YOUR TASK:
Look through the entries below and return all lines including the word "favicon".

Collected data entries:
------------------------

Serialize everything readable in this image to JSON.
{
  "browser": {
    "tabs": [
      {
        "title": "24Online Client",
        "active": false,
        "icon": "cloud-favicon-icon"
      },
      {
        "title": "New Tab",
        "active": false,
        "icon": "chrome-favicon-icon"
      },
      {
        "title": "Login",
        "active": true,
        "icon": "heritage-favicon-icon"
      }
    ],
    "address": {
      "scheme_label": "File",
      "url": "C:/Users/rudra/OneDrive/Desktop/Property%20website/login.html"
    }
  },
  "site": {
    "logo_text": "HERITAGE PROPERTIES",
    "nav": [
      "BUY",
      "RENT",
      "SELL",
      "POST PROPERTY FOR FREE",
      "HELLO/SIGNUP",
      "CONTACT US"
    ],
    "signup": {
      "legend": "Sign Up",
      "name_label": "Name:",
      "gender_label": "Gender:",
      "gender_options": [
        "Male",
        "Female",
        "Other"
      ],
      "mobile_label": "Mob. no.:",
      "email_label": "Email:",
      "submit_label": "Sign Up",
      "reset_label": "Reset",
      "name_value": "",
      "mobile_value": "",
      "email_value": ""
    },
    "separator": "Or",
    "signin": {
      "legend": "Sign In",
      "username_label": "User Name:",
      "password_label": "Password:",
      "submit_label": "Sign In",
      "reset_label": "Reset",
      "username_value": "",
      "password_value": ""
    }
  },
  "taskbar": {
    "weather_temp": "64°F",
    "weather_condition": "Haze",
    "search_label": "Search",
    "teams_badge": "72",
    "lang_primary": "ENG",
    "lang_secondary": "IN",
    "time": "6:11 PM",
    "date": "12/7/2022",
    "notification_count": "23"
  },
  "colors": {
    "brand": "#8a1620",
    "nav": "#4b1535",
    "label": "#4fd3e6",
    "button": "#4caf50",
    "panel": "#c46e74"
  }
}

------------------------

TASK ANSWER:
        "icon": "cloud-favicon-icon"
        "icon": "chrome-favicon-icon"
        "icon": "heritage-favicon-icon"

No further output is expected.